What needs to be done:
Copy every line that holds the string "Blank" from the data below.

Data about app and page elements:

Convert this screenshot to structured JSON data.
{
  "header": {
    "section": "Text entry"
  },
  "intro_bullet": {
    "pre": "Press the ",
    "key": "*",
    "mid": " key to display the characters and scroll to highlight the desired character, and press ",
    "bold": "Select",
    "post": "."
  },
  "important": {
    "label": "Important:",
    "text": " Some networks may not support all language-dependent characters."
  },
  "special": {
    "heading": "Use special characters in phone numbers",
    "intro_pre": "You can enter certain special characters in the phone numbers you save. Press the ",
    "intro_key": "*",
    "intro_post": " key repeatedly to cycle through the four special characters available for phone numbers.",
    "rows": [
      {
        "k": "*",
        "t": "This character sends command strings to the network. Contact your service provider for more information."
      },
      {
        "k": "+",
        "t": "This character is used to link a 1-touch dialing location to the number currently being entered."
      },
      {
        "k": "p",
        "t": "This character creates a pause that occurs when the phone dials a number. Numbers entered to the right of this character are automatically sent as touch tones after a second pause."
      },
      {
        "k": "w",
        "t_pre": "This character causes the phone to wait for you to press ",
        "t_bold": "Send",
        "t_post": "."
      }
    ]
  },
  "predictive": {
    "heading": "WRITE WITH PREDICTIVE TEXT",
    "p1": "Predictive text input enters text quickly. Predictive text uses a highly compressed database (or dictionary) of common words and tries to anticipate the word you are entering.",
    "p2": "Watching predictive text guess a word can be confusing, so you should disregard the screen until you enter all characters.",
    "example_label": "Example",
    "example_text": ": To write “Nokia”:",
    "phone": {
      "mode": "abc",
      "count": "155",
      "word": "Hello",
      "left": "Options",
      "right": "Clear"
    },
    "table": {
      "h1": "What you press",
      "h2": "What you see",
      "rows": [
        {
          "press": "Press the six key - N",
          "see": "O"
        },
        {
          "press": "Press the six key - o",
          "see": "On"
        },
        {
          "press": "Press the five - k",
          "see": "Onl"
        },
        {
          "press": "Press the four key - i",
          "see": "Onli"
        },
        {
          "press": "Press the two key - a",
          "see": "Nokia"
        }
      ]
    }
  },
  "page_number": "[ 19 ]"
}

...

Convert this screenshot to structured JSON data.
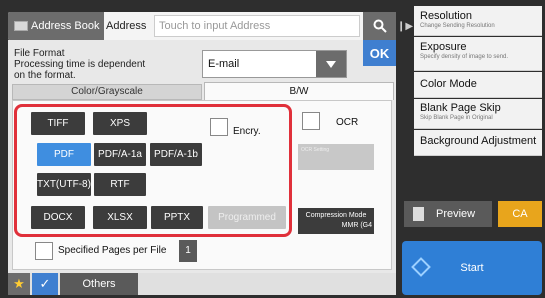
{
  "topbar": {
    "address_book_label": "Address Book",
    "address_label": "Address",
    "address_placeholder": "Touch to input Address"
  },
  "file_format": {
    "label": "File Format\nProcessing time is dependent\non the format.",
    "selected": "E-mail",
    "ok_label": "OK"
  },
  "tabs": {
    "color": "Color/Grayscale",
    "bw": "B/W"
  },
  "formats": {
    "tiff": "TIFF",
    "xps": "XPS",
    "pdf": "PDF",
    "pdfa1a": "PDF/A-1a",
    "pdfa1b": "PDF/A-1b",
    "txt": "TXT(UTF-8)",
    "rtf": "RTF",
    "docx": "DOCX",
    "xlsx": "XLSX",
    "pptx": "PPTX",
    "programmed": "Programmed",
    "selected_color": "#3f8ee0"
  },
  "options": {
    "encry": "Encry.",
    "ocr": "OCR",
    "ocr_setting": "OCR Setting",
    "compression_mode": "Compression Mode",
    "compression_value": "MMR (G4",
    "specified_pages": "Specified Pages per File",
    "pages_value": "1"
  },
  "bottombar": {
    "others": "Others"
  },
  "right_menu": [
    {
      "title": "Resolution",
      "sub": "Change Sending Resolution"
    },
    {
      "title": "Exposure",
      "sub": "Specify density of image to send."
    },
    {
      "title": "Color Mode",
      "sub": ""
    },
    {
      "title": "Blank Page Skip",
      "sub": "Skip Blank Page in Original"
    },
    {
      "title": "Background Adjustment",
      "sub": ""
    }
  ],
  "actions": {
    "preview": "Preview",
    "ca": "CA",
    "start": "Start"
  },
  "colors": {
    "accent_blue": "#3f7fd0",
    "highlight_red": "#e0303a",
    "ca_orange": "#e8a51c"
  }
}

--

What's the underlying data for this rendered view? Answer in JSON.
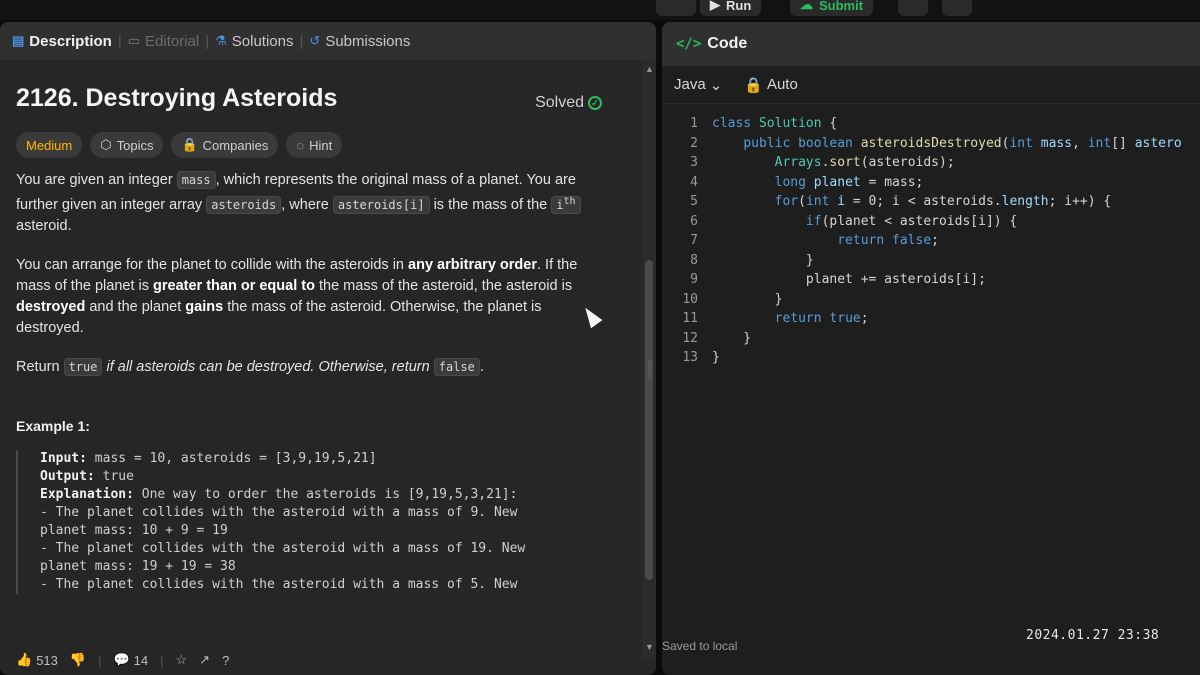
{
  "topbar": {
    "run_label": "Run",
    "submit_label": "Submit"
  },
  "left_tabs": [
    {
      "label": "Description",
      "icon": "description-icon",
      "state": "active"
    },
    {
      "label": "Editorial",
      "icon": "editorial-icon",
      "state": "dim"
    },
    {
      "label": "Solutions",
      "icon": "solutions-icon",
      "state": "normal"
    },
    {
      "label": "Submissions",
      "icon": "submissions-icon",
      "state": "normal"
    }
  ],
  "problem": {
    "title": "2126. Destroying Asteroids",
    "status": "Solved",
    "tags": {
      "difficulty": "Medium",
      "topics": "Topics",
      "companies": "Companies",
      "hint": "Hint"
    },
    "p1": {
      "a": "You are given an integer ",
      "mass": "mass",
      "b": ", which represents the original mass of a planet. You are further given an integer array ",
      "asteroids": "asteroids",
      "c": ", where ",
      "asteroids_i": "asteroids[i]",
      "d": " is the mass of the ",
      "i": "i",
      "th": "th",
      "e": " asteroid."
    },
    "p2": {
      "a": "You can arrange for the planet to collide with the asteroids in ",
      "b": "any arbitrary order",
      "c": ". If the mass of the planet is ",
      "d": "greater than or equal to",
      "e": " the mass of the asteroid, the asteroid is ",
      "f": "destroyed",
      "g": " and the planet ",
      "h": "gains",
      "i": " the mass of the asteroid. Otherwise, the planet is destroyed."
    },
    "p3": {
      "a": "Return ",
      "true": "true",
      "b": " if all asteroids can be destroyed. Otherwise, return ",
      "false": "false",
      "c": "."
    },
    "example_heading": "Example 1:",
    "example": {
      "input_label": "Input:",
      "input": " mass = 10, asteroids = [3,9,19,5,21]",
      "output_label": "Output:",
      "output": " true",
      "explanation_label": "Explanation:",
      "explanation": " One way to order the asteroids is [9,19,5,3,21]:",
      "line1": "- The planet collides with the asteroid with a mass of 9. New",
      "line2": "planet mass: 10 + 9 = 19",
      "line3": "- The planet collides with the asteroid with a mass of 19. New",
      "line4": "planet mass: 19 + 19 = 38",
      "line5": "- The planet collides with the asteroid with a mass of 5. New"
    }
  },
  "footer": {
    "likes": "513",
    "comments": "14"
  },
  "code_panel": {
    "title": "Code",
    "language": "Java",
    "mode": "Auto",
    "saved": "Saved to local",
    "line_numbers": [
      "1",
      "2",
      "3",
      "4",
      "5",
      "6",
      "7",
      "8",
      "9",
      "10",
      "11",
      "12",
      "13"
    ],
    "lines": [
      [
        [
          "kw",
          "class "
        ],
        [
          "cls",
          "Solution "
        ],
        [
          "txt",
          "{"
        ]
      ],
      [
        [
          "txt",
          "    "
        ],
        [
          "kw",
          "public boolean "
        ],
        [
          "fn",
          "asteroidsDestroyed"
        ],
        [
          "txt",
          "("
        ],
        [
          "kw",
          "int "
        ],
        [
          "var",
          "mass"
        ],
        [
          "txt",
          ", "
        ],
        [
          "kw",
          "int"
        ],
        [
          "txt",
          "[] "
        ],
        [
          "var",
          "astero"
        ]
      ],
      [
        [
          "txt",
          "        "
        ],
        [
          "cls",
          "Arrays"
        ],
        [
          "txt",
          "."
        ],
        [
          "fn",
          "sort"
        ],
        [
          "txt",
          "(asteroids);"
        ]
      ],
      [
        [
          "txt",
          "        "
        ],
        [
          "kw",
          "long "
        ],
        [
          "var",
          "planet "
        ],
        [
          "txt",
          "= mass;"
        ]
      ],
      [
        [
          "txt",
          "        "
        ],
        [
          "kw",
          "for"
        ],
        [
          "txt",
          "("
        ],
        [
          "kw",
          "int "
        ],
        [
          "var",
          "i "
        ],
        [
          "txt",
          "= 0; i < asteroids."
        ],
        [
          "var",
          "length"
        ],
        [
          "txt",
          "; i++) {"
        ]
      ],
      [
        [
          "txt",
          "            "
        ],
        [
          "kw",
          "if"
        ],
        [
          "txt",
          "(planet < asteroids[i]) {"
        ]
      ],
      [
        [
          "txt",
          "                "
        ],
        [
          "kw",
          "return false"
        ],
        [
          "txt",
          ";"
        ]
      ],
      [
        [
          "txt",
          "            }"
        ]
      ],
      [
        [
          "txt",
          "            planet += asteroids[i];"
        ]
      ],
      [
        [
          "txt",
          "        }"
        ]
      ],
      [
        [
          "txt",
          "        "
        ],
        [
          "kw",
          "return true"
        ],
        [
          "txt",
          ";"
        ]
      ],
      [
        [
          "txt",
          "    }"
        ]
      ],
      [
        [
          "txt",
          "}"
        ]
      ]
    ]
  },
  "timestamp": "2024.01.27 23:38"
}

Finished task:
      "title": "Blank Page Skip",
      "sub": "Skip Blank Page in Original"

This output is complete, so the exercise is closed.